====== RECORDS SUPPLIED

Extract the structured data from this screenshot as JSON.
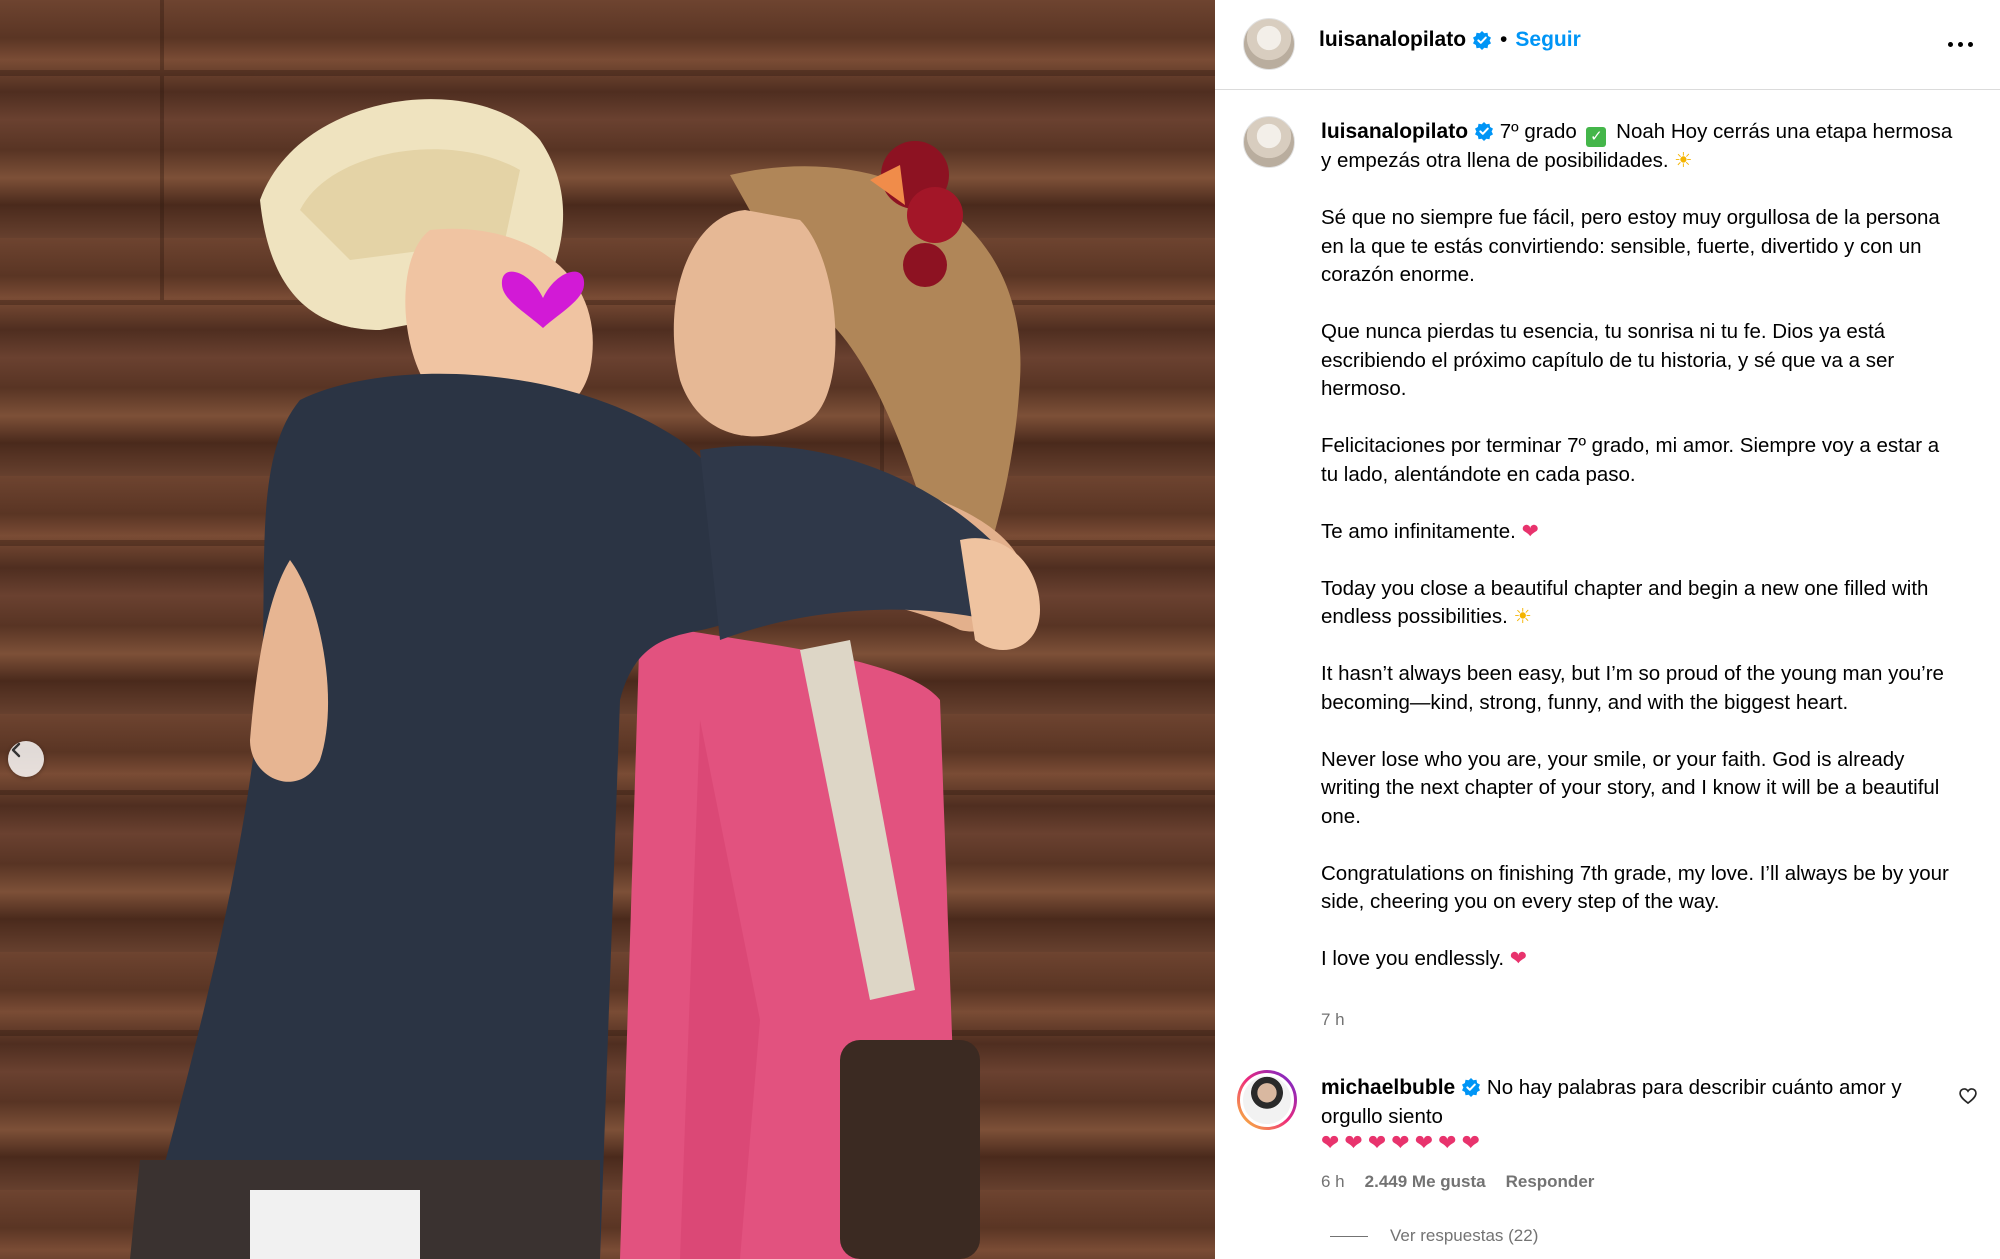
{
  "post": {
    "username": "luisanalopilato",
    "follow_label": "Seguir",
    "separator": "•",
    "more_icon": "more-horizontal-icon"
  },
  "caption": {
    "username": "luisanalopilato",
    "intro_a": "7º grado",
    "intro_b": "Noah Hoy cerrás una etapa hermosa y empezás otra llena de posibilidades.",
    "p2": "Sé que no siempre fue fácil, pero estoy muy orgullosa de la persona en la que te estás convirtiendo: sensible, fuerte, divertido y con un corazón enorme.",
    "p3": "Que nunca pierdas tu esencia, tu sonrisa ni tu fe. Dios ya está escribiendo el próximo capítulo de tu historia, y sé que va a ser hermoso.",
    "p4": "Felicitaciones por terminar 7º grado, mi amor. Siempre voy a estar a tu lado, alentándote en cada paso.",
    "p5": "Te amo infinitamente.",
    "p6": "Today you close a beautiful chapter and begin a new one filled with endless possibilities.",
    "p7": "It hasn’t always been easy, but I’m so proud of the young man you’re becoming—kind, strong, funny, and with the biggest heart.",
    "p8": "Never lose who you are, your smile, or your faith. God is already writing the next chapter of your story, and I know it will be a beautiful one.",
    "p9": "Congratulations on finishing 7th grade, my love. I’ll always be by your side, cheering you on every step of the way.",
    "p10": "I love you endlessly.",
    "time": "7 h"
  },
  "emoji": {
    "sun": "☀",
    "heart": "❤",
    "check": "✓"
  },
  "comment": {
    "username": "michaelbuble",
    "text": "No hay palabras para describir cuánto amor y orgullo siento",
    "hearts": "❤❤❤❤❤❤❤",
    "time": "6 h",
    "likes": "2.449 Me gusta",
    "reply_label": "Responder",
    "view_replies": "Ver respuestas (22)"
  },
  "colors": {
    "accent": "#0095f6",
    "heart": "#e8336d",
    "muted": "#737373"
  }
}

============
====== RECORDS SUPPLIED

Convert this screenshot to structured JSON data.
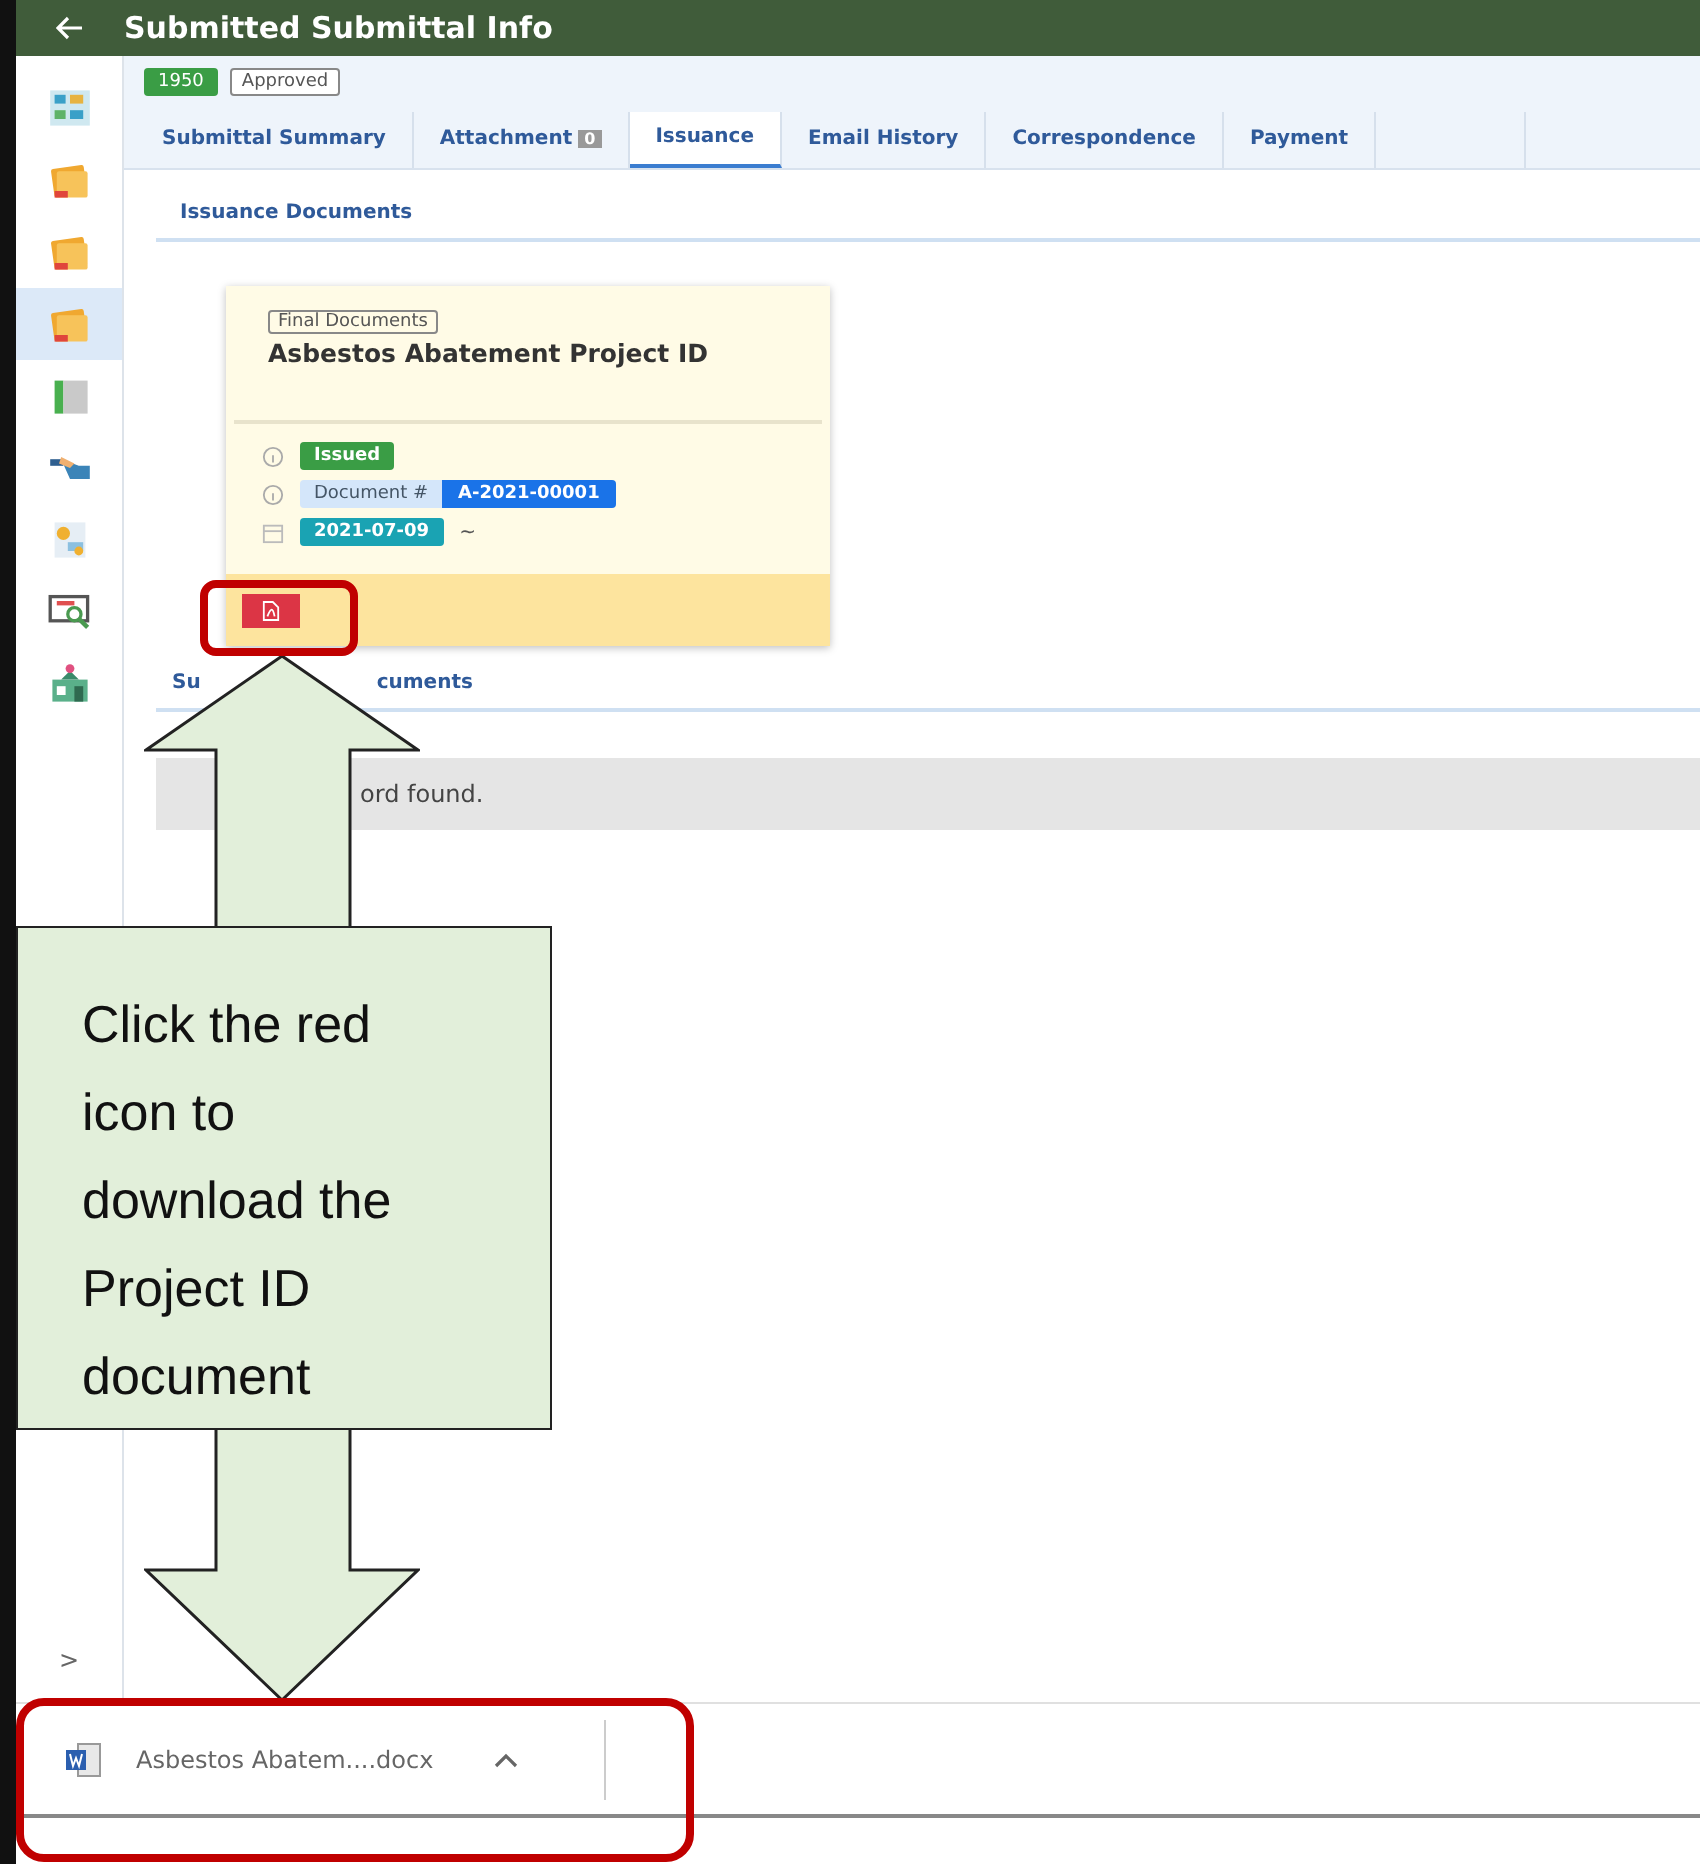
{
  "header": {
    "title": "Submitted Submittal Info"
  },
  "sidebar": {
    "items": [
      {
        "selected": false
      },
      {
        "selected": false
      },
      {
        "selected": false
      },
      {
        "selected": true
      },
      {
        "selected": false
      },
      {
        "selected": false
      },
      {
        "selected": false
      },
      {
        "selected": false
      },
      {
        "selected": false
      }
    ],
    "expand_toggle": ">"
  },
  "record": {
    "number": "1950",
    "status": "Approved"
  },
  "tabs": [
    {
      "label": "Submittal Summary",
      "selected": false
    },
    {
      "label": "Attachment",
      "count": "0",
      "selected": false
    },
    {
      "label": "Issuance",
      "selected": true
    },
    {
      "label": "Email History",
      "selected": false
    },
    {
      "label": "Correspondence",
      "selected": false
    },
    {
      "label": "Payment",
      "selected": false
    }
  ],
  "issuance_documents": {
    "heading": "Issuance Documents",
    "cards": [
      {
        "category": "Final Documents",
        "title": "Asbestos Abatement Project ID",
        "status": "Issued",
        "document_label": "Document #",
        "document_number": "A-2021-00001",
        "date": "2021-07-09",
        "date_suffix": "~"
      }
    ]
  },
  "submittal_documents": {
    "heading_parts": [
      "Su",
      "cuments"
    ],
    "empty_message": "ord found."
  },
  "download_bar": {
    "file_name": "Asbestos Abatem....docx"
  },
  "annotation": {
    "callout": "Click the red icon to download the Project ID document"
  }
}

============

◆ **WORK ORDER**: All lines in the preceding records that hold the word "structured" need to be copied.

◆ **ANSWER BOX**:
Extract the structured data from this screenshot as JSON.
Convert this screenshot to structured JSON data.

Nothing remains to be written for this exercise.